■ Dataset excerpts:
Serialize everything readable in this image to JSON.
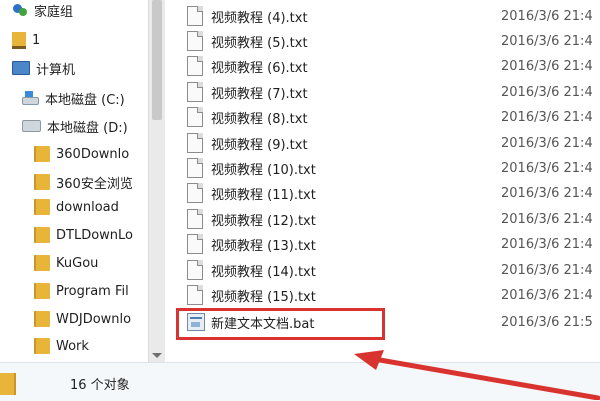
{
  "nav": {
    "items": [
      {
        "label": "家庭组",
        "icon": "homegroup-icon"
      },
      {
        "label": "1",
        "icon": "library-icon"
      },
      {
        "label": "计算机",
        "icon": "computer-icon"
      },
      {
        "label": "本地磁盘 (C:)",
        "icon": "drive-c-icon"
      },
      {
        "label": "本地磁盘 (D:)",
        "icon": "drive-d-icon"
      },
      {
        "label": "360Downlo",
        "icon": "folder-icon"
      },
      {
        "label": "360安全浏览",
        "icon": "folder-icon"
      },
      {
        "label": "download",
        "icon": "folder-icon"
      },
      {
        "label": "DTLDownLo",
        "icon": "folder-icon"
      },
      {
        "label": "KuGou",
        "icon": "folder-icon"
      },
      {
        "label": "Program Fil",
        "icon": "folder-icon"
      },
      {
        "label": "WDJDownlo",
        "icon": "folder-icon"
      },
      {
        "label": "Work",
        "icon": "folder-icon"
      }
    ]
  },
  "files": [
    {
      "name": "视频教程 (4).txt",
      "date": "2016/3/6 21:4"
    },
    {
      "name": "视频教程 (5).txt",
      "date": "2016/3/6 21:4"
    },
    {
      "name": "视频教程 (6).txt",
      "date": "2016/3/6 21:4"
    },
    {
      "name": "视频教程 (7).txt",
      "date": "2016/3/6 21:4"
    },
    {
      "name": "视频教程 (8).txt",
      "date": "2016/3/6 21:4"
    },
    {
      "name": "视频教程 (9).txt",
      "date": "2016/3/6 21:4"
    },
    {
      "name": "视频教程 (10).txt",
      "date": "2016/3/6 21:4"
    },
    {
      "name": "视频教程 (11).txt",
      "date": "2016/3/6 21:4"
    },
    {
      "name": "视频教程 (12).txt",
      "date": "2016/3/6 21:4"
    },
    {
      "name": "视频教程 (13).txt",
      "date": "2016/3/6 21:4"
    },
    {
      "name": "视频教程 (14).txt",
      "date": "2016/3/6 21:4"
    },
    {
      "name": "视频教程 (15).txt",
      "date": "2016/3/6 21:4"
    }
  ],
  "bat_file": {
    "name": "新建文本文档.bat",
    "date": "2016/3/6 21:5"
  },
  "status": {
    "text": "16 个对象"
  },
  "colors": {
    "highlight": "#d8332f",
    "folder": "#e8b43a"
  }
}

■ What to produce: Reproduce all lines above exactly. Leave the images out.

■ Response to the exercise:
Serialize everything readable in this image to JSON.
{
  "nav": {
    "items": [
      {
        "label": "家庭组",
        "icon": "homegroup-icon"
      },
      {
        "label": "1",
        "icon": "library-icon"
      },
      {
        "label": "计算机",
        "icon": "computer-icon"
      },
      {
        "label": "本地磁盘 (C:)",
        "icon": "drive-c-icon"
      },
      {
        "label": "本地磁盘 (D:)",
        "icon": "drive-d-icon"
      },
      {
        "label": "360Downlo",
        "icon": "folder-icon"
      },
      {
        "label": "360安全浏览",
        "icon": "folder-icon"
      },
      {
        "label": "download",
        "icon": "folder-icon"
      },
      {
        "label": "DTLDownLo",
        "icon": "folder-icon"
      },
      {
        "label": "KuGou",
        "icon": "folder-icon"
      },
      {
        "label": "Program Fil",
        "icon": "folder-icon"
      },
      {
        "label": "WDJDownlo",
        "icon": "folder-icon"
      },
      {
        "label": "Work",
        "icon": "folder-icon"
      }
    ]
  },
  "files": [
    {
      "name": "视频教程 (4).txt",
      "date": "2016/3/6 21:4"
    },
    {
      "name": "视频教程 (5).txt",
      "date": "2016/3/6 21:4"
    },
    {
      "name": "视频教程 (6).txt",
      "date": "2016/3/6 21:4"
    },
    {
      "name": "视频教程 (7).txt",
      "date": "2016/3/6 21:4"
    },
    {
      "name": "视频教程 (8).txt",
      "date": "2016/3/6 21:4"
    },
    {
      "name": "视频教程 (9).txt",
      "date": "2016/3/6 21:4"
    },
    {
      "name": "视频教程 (10).txt",
      "date": "2016/3/6 21:4"
    },
    {
      "name": "视频教程 (11).txt",
      "date": "2016/3/6 21:4"
    },
    {
      "name": "视频教程 (12).txt",
      "date": "2016/3/6 21:4"
    },
    {
      "name": "视频教程 (13).txt",
      "date": "2016/3/6 21:4"
    },
    {
      "name": "视频教程 (14).txt",
      "date": "2016/3/6 21:4"
    },
    {
      "name": "视频教程 (15).txt",
      "date": "2016/3/6 21:4"
    }
  ],
  "bat_file": {
    "name": "新建文本文档.bat",
    "date": "2016/3/6 21:5"
  },
  "status": {
    "text": "16 个对象"
  },
  "colors": {
    "highlight": "#d8332f",
    "folder": "#e8b43a"
  }
}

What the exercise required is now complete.